When asked about the nature of K & L Gate's involvement in Meta's ongoing struggle, Gribetz refused to offer more details, but confirms that the law firm is not part of the new ownership group.
All this poses the question of what happens one week as of January 24, the deadline judge Christopher J. Burke for Meta in his ongoing patent infringement established against Genedics. In order to avoid a standard assessment in favor of Genedics, the applicant has claimed patent infringement on Meta's page, the judge has asked Meta to present new legal representation on the above date. When I asked Gribetz if he or the new owner would respond to the judge's request, he again refused to respond and provided some answers to that question for the new owners to address.
In fact, not only is Gribetz unsure of what new owners of Meta will do with the company – selling the assets piecemeal or trying to run it as a brand – he can't even say what, if any role he can have in the future.
Dream 1.0: It
In 2011, during a chilly evening in Harlem, New York, near Columbia University, where Gribetz studied computer science and neuroscience, a casual interaction with a smartphone-obsessed friend led his decision to investigate the possibility to create their own AR unit.
His then high vision was soon followed by experiments with AR interfaces, one of which is still available on YouTube (see video below). Even then, you could hear the enthusiasm in his voice when he explained how his marker-based AR interface experiments worked at that time.
Soon after December 2012, he officially launched his attempt to make Meta a company. 19659002] In 2013, the Meta team launched a Kickstarter campaign that raised $ 194444, almost double its $ 100,000 target to create the original prototype product. In 2014, the company launched the Meta 1 Development Kit at TechCrunch Disrupt in San Francisco.

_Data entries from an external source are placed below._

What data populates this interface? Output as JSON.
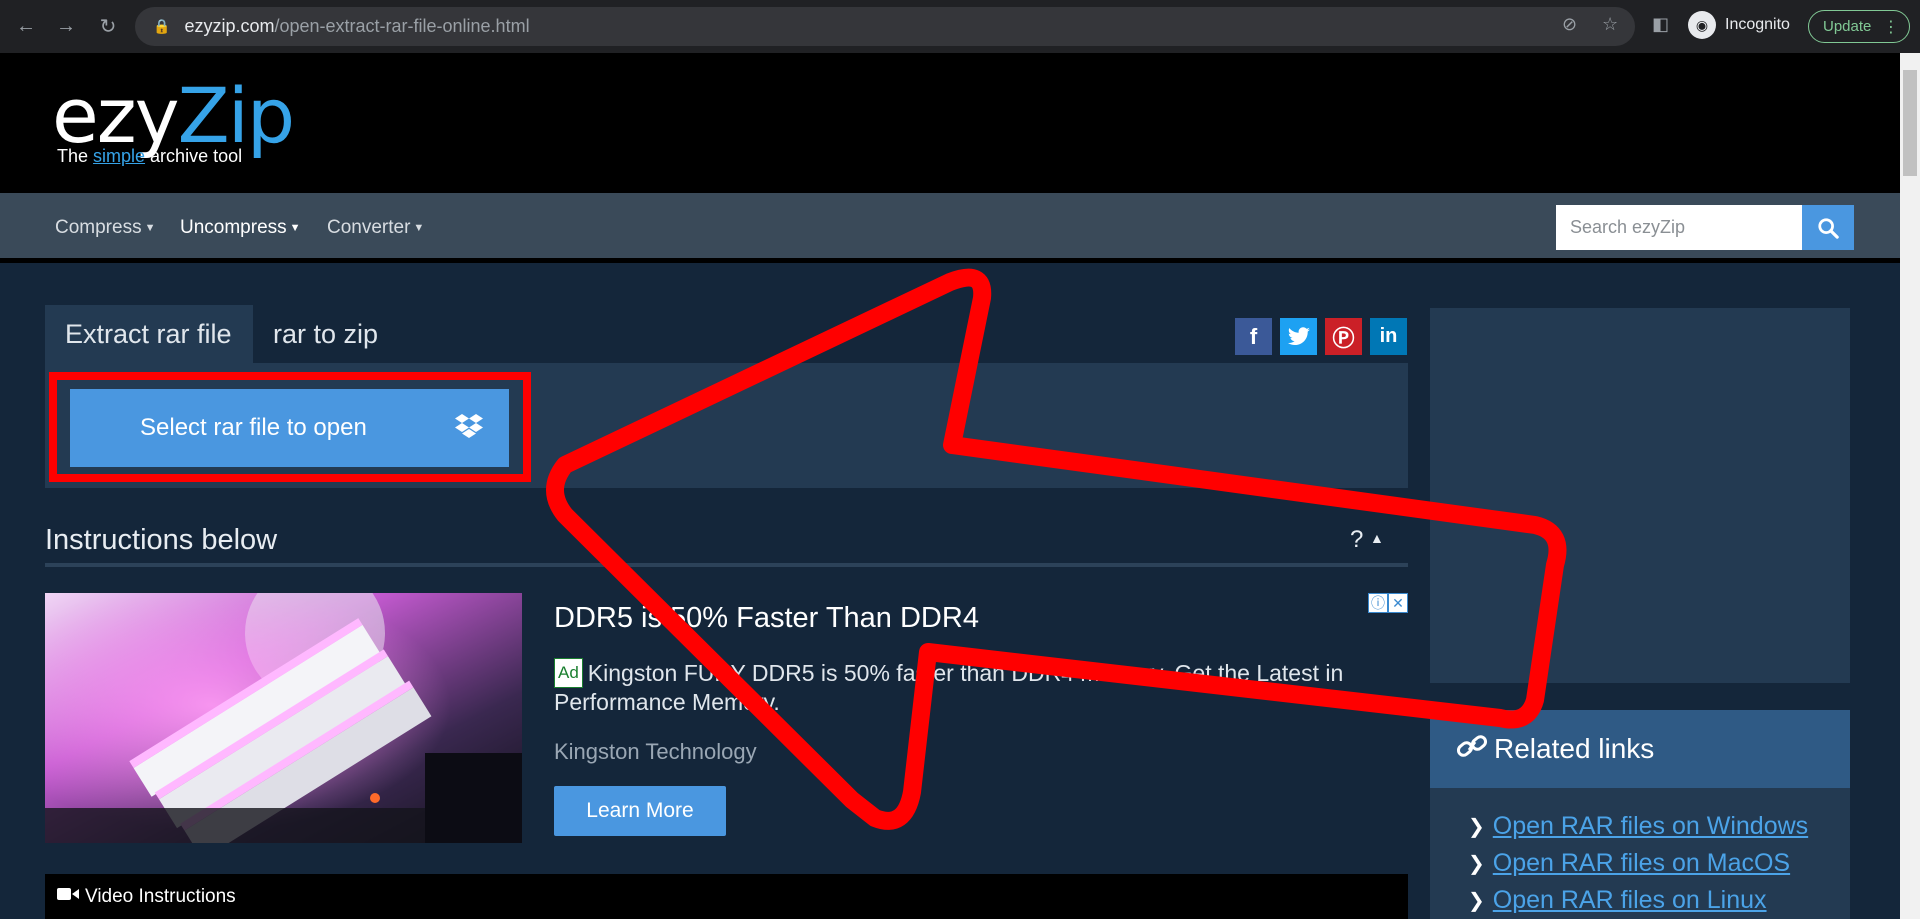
{
  "browser": {
    "url_domain": "ezyzip.com",
    "url_path": "/open-extract-rar-file-online.html",
    "profile_label": "Incognito",
    "update_label": "Update"
  },
  "site": {
    "logo_ezy": "ezy",
    "logo_zip": "Zip",
    "tagline_pre": "The ",
    "tagline_simple": "simple",
    "tagline_post": " archive tool"
  },
  "nav": {
    "items": [
      {
        "label": "Compress"
      },
      {
        "label": "Uncompress"
      },
      {
        "label": "Converter"
      }
    ],
    "search_placeholder": "Search ezyZip"
  },
  "tabs": [
    {
      "label": "Extract rar file"
    },
    {
      "label": "rar to zip"
    }
  ],
  "social": {
    "facebook_color": "#3b5998",
    "twitter_color": "#1da1f2",
    "pinterest_color": "#cb2027",
    "linkedin_color": "#0077b5"
  },
  "upload": {
    "button_label": "Select rar file to open"
  },
  "instructions": {
    "title": "Instructions below",
    "toggle": "?"
  },
  "ad": {
    "title": "DDR5 is 50% Faster Than DDR4",
    "badge": "Ad",
    "body": "Kingston FURY DDR5 is 50% faster than DDR4 memory. Get the Latest in Performance Memory.",
    "source": "Kingston Technology",
    "cta": "Learn More"
  },
  "video": {
    "label": "Video Instructions"
  },
  "related": {
    "title": "Related links",
    "links": [
      {
        "label": "Open RAR files on Windows"
      },
      {
        "label": "Open RAR files on MacOS"
      },
      {
        "label": "Open RAR files on Linux"
      }
    ]
  },
  "colors": {
    "accent": "#4a97e0",
    "logo_blue": "#36a3e8",
    "annotation_red": "#ff0000"
  }
}
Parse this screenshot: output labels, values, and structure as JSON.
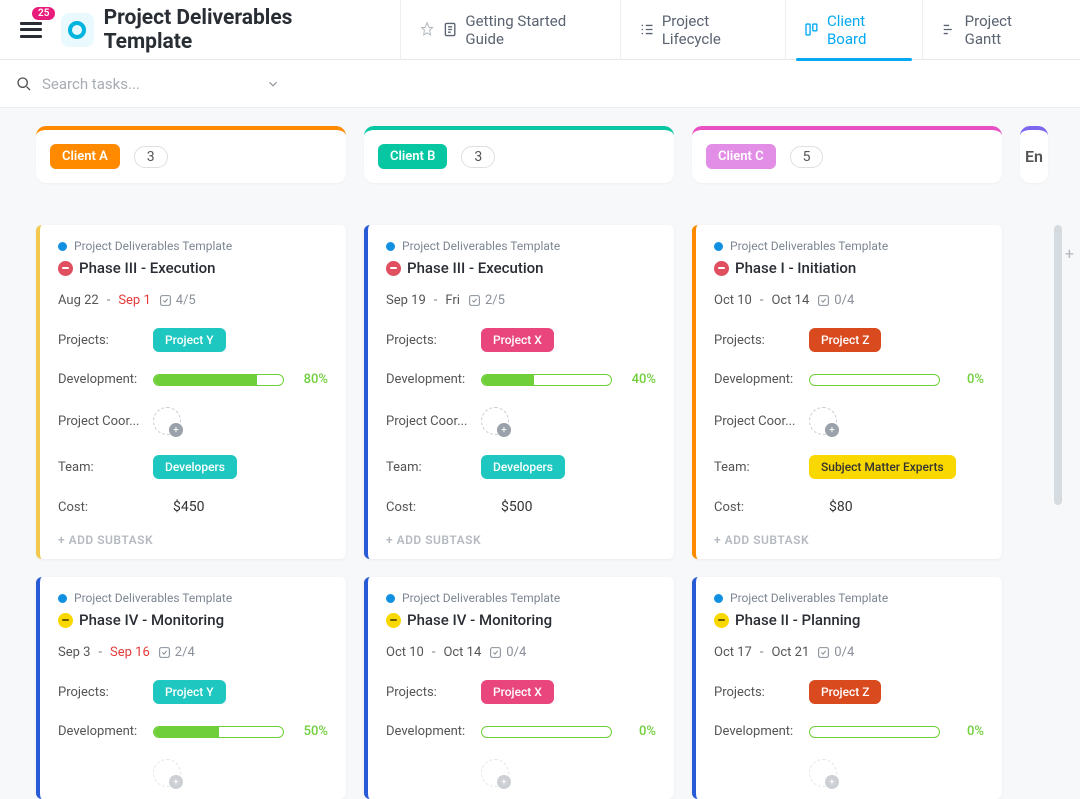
{
  "header": {
    "notification_count": "25",
    "title": "Project Deliverables Template",
    "tabs": [
      {
        "label": "Getting Started Guide",
        "icon": "doc"
      },
      {
        "label": "Project Lifecycle",
        "icon": "list"
      },
      {
        "label": "Client Board",
        "icon": "board",
        "active": true
      },
      {
        "label": "Project Gantt",
        "icon": "gantt"
      }
    ]
  },
  "search": {
    "placeholder": "Search tasks..."
  },
  "columns": [
    {
      "name": "Client A",
      "count": "3",
      "color": "#ff8a00",
      "chip_bg": "#ff8a00"
    },
    {
      "name": "Client B",
      "count": "3",
      "color": "#07c7a2",
      "chip_bg": "#07c7a2"
    },
    {
      "name": "Client C",
      "count": "5",
      "color": "#e950c3",
      "chip_bg": "#e28de6"
    }
  ],
  "extra_col_label": "En",
  "add_subtask_label": "+ ADD SUBTASK",
  "breadcrumb": "Project Deliverables Template",
  "labels": {
    "projects": "Projects:",
    "development": "Development:",
    "coordinator": "Project Coor...",
    "team": "Team:",
    "cost": "Cost:"
  },
  "cards": {
    "col0": [
      {
        "bar": "#f2c94c",
        "status": "red",
        "title": "Phase III - Execution",
        "date_a": "Aug 22",
        "date_b": "Sep 1",
        "past": true,
        "checks": "4/5",
        "project": "Project Y",
        "project_bg": "#1ec7c0",
        "dev": 80,
        "team": "Developers",
        "team_bg": "#1ec7c0",
        "cost": "$450"
      },
      {
        "bar": "#2a5bd7",
        "status": "yel",
        "title": "Phase IV - Monitoring",
        "date_a": "Sep 3",
        "date_b": "Sep 16",
        "past": true,
        "checks": "2/4",
        "project": "Project Y",
        "project_bg": "#1ec7c0",
        "dev": 50
      }
    ],
    "col1": [
      {
        "bar": "#2a5bd7",
        "status": "red",
        "title": "Phase III - Execution",
        "date_a": "Sep 19",
        "date_b": "Fri",
        "past": false,
        "checks": "2/5",
        "project": "Project X",
        "project_bg": "#e8467c",
        "dev": 40,
        "team": "Developers",
        "team_bg": "#1ec7c0",
        "cost": "$500"
      },
      {
        "bar": "#2a5bd7",
        "status": "yel",
        "title": "Phase IV - Monitoring",
        "date_a": "Oct 10",
        "date_b": "Oct 14",
        "past": false,
        "checks": "0/4",
        "project": "Project X",
        "project_bg": "#e8467c",
        "dev": 0
      }
    ],
    "col2": [
      {
        "bar": "#ff8a00",
        "status": "red",
        "title": "Phase I - Initiation",
        "date_a": "Oct 10",
        "date_b": "Oct 14",
        "past": false,
        "checks": "0/4",
        "project": "Project Z",
        "project_bg": "#d94a1f",
        "dev": 0,
        "team": "Subject Matter Experts",
        "team_bg": "#f9d800",
        "team_fg": "#333",
        "cost": "$80"
      },
      {
        "bar": "#2a5bd7",
        "status": "yel",
        "title": "Phase II - Planning",
        "date_a": "Oct 17",
        "date_b": "Oct 21",
        "past": false,
        "checks": "0/4",
        "project": "Project Z",
        "project_bg": "#d94a1f",
        "dev": 0
      }
    ]
  }
}
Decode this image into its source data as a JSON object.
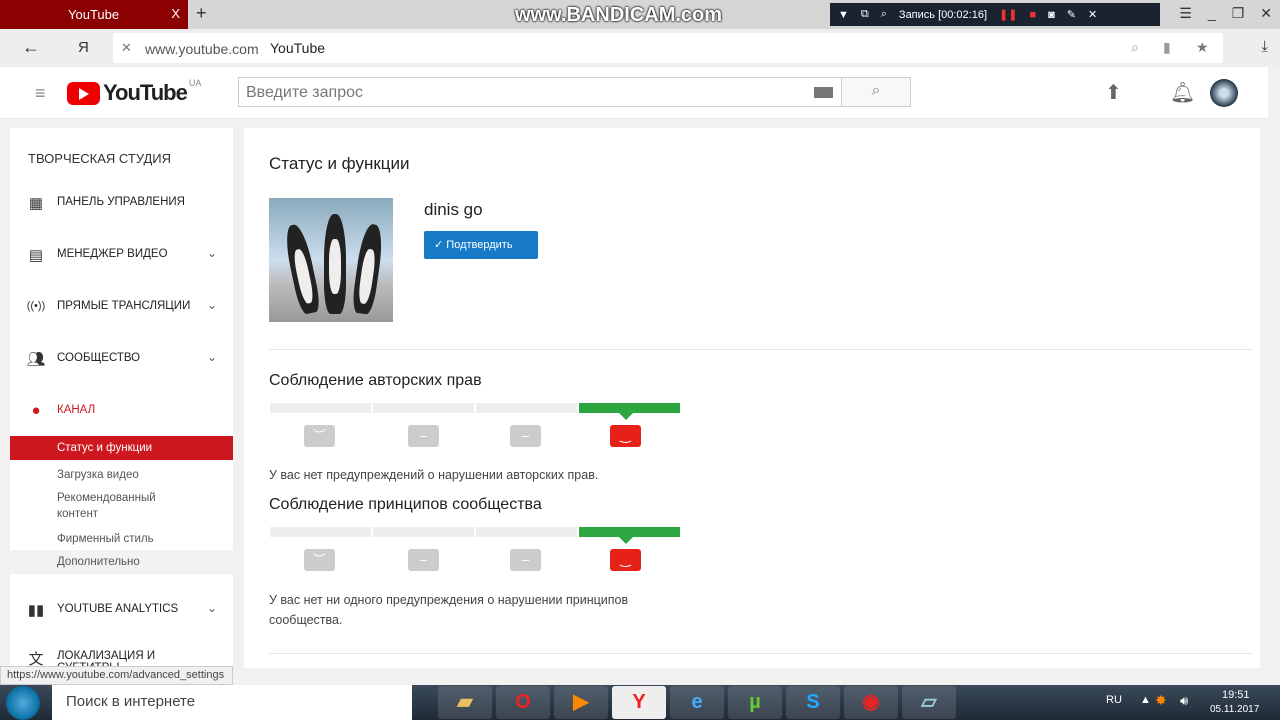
{
  "browser": {
    "tab_title": "YouTube",
    "tab_close": "X",
    "new_tab": "+",
    "url": "www.youtube.com",
    "page_title": "YouTube",
    "back": "←",
    "yandex": "Я",
    "stop": "✕"
  },
  "recorder": {
    "watermark": "www.BANDICAM.com",
    "record_label": "Запись [00:02:16]"
  },
  "header": {
    "logo_text": "YouTube",
    "region": "UA",
    "search_placeholder": "Введите запрос"
  },
  "sidebar": {
    "title": "ТВОРЧЕСКАЯ СТУДИЯ",
    "items": [
      {
        "label": "ПАНЕЛЬ УПРАВЛЕНИЯ",
        "icon": "dashboard-icon"
      },
      {
        "label": "МЕНЕДЖЕР ВИДЕО",
        "icon": "video-manager-icon"
      },
      {
        "label": "ПРЯМЫЕ ТРАНСЛЯЦИИ",
        "icon": "live-icon"
      },
      {
        "label": "СООБЩЕСТВО",
        "icon": "community-icon"
      },
      {
        "label": "КАНАЛ",
        "icon": "channel-icon"
      }
    ],
    "channel_sub": [
      "Статус и функции",
      "Загрузка видео",
      "Рекомендованный контент",
      "Фирменный стиль",
      "Дополнительно"
    ],
    "analytics": "YOUTUBE ANALYTICS",
    "localization": "ЛОКАЛИЗАЦИЯ И СУБТИТРЫ"
  },
  "main": {
    "title": "Статус и функции",
    "channel_name": "dinis go",
    "verify_button": "Подтвердить",
    "copyright": {
      "title": "Соблюдение авторских прав",
      "message": "У вас нет предупреждений о нарушении авторских прав.",
      "level": 4,
      "of": 4
    },
    "community": {
      "title": "Соблюдение принципов сообщества",
      "message": "У вас нет ни одного предупреждения о нарушении принципов сообщества.",
      "level": 4,
      "of": 4
    }
  },
  "status_url": "https://www.youtube.com/advanced_settings",
  "taskbar": {
    "search": "Поиск в интернете",
    "lang": "RU",
    "time": "19:51",
    "date": "05.11.2017"
  },
  "colors": {
    "accent": "#cc181e",
    "verify": "#167ac6",
    "good": "#2ba640"
  }
}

It was then in 2015 that venture capital (VC) money came to ring, with Meta landing a $ 23 million series A round of financing from Hong Kong-based Horizon Ventures, Beijing-based BOE Optoelectronics, influential Silicon Valley-based VC investor Tim Draper, Reddit co-founder Alexis Ohanian and others.
But the true excitement around Meta began ramping up in 2016, around the time Gribetz got to the TED Talk scene (see video below) in Vancouver, British Columbia, to showcase Meta 2, the latest version of the company's AR unit.
"Whether you send an email to your wife, or you compose a symphony, or just comfort a friend, you do it in much the same way. You are hunched over these rectangles, fumbling with buttons and menus, and more rectangles, says Gribetz, as he paced the scene, full of confidence.
"And I think this is the wrong way, I think we can start using a much more natural machine. We should use machines that take our work back to the world. We should use machines that use the principles of neuroscience to widen our minds toward going against them. Now it just happens that I have such a machine here. It's called Meta 2. Let's try it. "
And try out there were many technical insiders on technical conferences and various demo events in recent months. But Meta 2 was not launched in vacuum. Immersive computers like HTC Vive and Oculus Rift suck much of the public's attention and Microsoft's HoloLens had already been revealed a year earlier, with only a relatively small number of developers rushing to buy and develop for the unit.
Meta arrived early for the game, but the most polished version was launched in an uncertain and still unmistakable immersive computer space,
Over the next two years, Meta continued to press with messages around enterp start v and an impressive roll out of new remote collaboration software. But behind the scenes, the money quickly went out, and even ties with Dell and a strong display on AWE 2018 can help the company continue to tear water. And when the financial pressure continued to mount, the company's attempts to remedy a serious patent law tried to judge its resources.